Basically, the more technical your adventure, the more points you'll want on your crampons. You'll also want to choose more rigid crampons for more technical pursuits. There are even specific styles for waterfall climbing.

  • For the most part, 10-point crampons are good for trekking over less aggressive terrain. So they're ideal for ski touring or glacier travel.
  • For technical ice and mixed climbing, look for crampons with more aggressive frontpoints. These crampons usually have adjustable and replaceable frontpoints.
  • Then, there are crampons for waterfall climbing. I think the waterfalls have to be frozen first, though. Waterfall-specific crampons, let you reconfigure the frontpoints all together. Like to dual-point, monopoint or monopoint offset. Some crampons even let you change the droop angle of the frontpoints.
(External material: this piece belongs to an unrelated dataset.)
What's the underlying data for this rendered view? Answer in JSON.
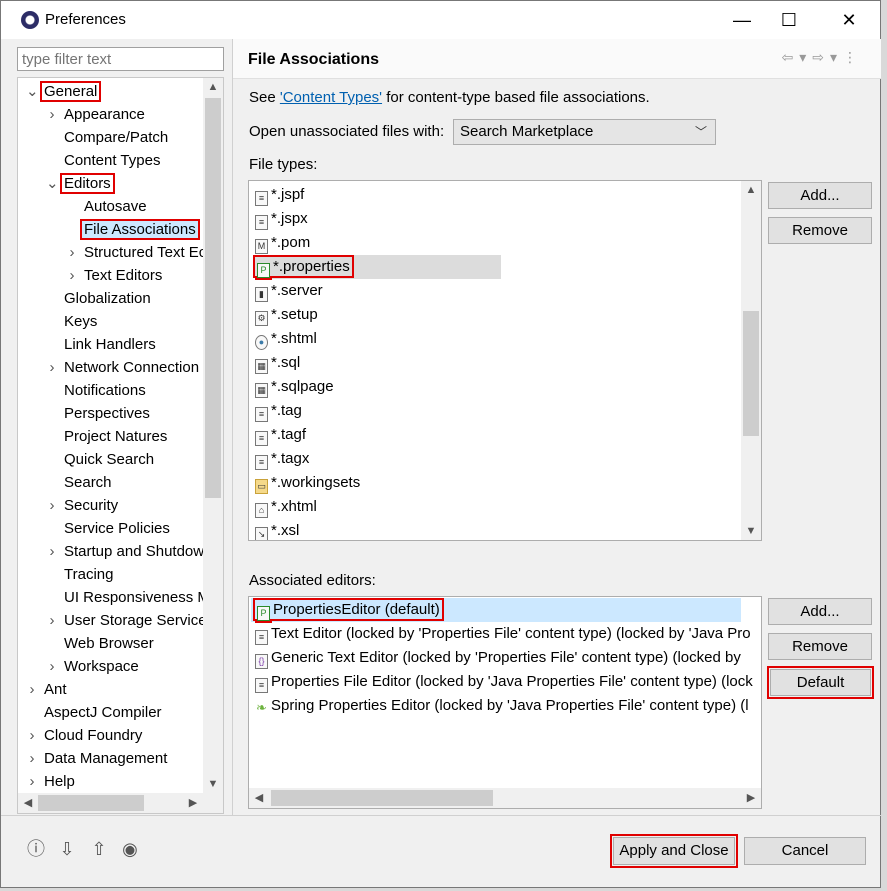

I know I talk a lot, but when it comes down to it, the crampon thing is pretty simple. Basically, for general mountaineering you'll want a crampon with less frontpoint, and for technical climbing, you'll want more frontpoint.

Frontpoints, if you haven't guessed, are the forward facing points on a crampon that have horizontal frontpoints. These dual points are good for almost any alpine climbing or ice/snow climbing. There are also crampons with dual vertical frontpoints. They're the best for steep waterfall and mixed climbs. Vertical frontpoints slip easily into cracks, and you can easily adjust and replace them. Some technical-ice crampons will feature secondary frontpoints for added support and traction. Monopoint crampons have a single frontpoint. Hence the whole "mono" thing, which I think is Latin. Single points are popular for technical waterfall and mixed climbing.

Frontpoints are either modular or non-modular. That's fixed or non-fixed for the laypersons. I don't know what makes someone a layperson, and anything I could think of isn't appropriate, so I'll just talk more about frontpoints.

  • Modular points can be replaced if they wear out, or reconfigured to fit your activity. If you will be doing a lot of mixed climbing and ice climbing, you'll probably need to replace your frontpoints eventually, which is way more affordable than replacing the entire crampon.
  • Non-modular points can't be replaced. You can sharpen them, but they get shorter with wear and sharpening. They do tend to be lighter than modular crampons, though. And since they're made of one piece of steel or aluminium, there are no moving parts to come loose.